marrow

1
[mar-oh]

noun

Anatomy. a soft, fatty, vascular tissue in the interior cavities of bones that is a major site of blood cell production.
the inmost or essential part: to pierce to the marrow of a problem.
strength or vitality: Fear took the marrow out of him.
rich and nutritious food.
Chiefly British. vegetable marrow.

Nearby words

  1. married print,
  2. marriedly,
  3. marriner,
  4. marron,
  5. marrons glacés,
  6. marrow fat,
  7. marrow squash,
  8. marrowbone,
  9. marrowbones,
  10. marrowfat

Origin of marrow

1
before 900; Middle English mar(o)we, Old English mearg; cognate with Dutch merg, German Mark, Old Norse mergr

Related formsmar·row·ish, adjectivemar·row·less, adjectivemar·row·y, adjective

marrow

2
[mar-oh; Scot. mar-uh]

noun Scot. and North England.

a partner; fellow worker.
a spouse; helpmate.
a companion; close friend.

Origin of marrow

2
1400–50; late Middle English marwe fellow worker, partner, perhaps < Old Norse margr friendly, literally, many

Dictionary.com Unabridged Based on the Random House Unabridged Dictionary, © Random House, Inc. 2019

Examples from the Web for marrow


British Dictionary definitions for marrow

marrow

1

noun

the fatty network of connective tissue that fills the cavities of bones
the vital part; essence
vitality
rich food
British short for vegetable marrow
Derived Formsmarrowy, adjective

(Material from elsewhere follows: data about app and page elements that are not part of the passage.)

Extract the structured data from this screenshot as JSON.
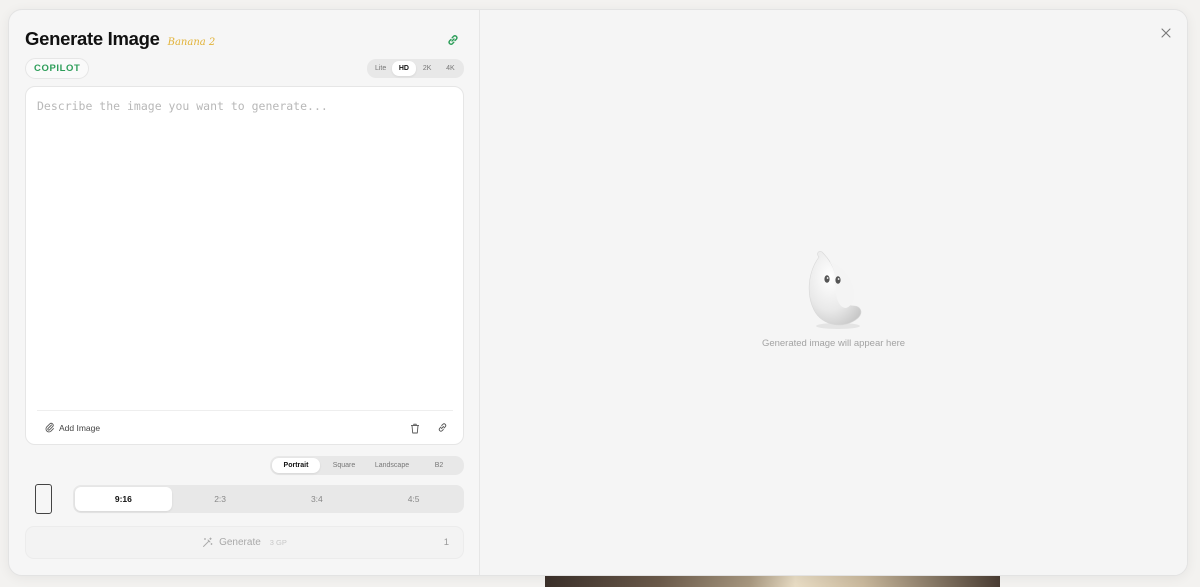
{
  "app": {
    "title": "Generate Image",
    "model_name": "Banana 2",
    "link_icon": "link-icon",
    "close_icon": "close-icon"
  },
  "copilot": {
    "label": "COPILOT",
    "color": "#2e9e5a"
  },
  "quality": {
    "options": [
      "Lite",
      "HD",
      "2K",
      "4K"
    ],
    "selected": "HD"
  },
  "prompt": {
    "value": "",
    "placeholder": "Describe the image you want to generate..."
  },
  "prompt_toolbar": {
    "add_image_label": "Add Image",
    "add_image_icon": "paperclip-icon",
    "clear_icon": "trash-icon",
    "copilot_icon": "sparkle-link-icon"
  },
  "orientation": {
    "options": [
      "Portrait",
      "Square",
      "Landscape",
      "B2"
    ],
    "selected": "Portrait"
  },
  "aspect_ratio": {
    "icon": "phone-portrait-icon",
    "options": [
      "9:16",
      "2:3",
      "3:4",
      "4:5"
    ],
    "selected": "9:16"
  },
  "generate": {
    "label": "Generate",
    "cost": "3 GP",
    "count": "1",
    "icon": "magic-wand-icon"
  },
  "preview": {
    "empty_text": "Generated image will appear here",
    "mascot_icon": "banana-mascot-icon"
  },
  "colors": {
    "accent_green": "#2e9e5a",
    "model_tag": "#e2b33a"
  }
}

Word Origin for marrow

Old English mærg; related to Old Frisian merg, Old Norse mergr

noun

Northeast English dialect, mainly Durham a companion, esp a workmate

Word Origin for marrow

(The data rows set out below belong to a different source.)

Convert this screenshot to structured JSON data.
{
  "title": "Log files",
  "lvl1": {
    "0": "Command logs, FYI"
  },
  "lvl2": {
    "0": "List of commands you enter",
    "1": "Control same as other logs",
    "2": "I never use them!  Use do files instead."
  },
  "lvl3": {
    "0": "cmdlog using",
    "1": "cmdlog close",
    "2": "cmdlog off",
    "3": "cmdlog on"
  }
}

C15 marwe fellow worker, perhaps of Scandinavian origin; compare Icelandic margr friendly

Collins English Dictionary - Complete & Unabridged 2012 Digital Edition © William Collins Sons & Co. Ltd. 1979, 1986 © HarperCollins Publishers 1998, 2000, 2003, 2005, 2006, 2007, 2009, 2012

Word Origin and History for marrow

marrow

n.

late 14c., from Old English mearg "marrow," earlier mærh, from Proto-Germanic *mazga- (cf. Old Norse mergr, Old Saxon marg, Old Frisian merg, Middle Dutch march, Dutch merg, Old High German marg, German Mark "marrow"), from PIE *mozgo- "marrow" (cf. Sanskrit majjan-, Avestan mazga- "marrow," Old Church Slavonic mozgu, Lithuanian smagenes "brain"). Figurative sense of "inmost or central part" is attested from c.1400.

Online Etymology Dictionary, © 2010 Douglas Harper

Medicine definitions for marrow

marrow

[mărō]

n.

Bone marrow.
The spinal cord.

The American Heritage® Stedman's Medical Dictionary Copyright © 2002, 2001, 1995 by Houghton Mifflin Company. Published by Houghton Mifflin Company.

Science definitions for marrow

marrow

[mărō]

See bone marrow.
The American Heritage® Science Dictionary Copyright © 2011. Published by Houghton Mifflin Harcourt Publishing Company. All rights reserved.

Culture definitions for marrow

marrow

The soft, specialized connective tissue that fills the cavities of bones. One kind of bone marrow is responsible for manufacturing red blood cells in the body.

The New Dictionary of Cultural Literacy, Third Edition Copyright © 2005 by Houghton Mifflin Harcourt Publishing Company. Published by Houghton Mifflin Harcourt Publishing Company. All rights reserved.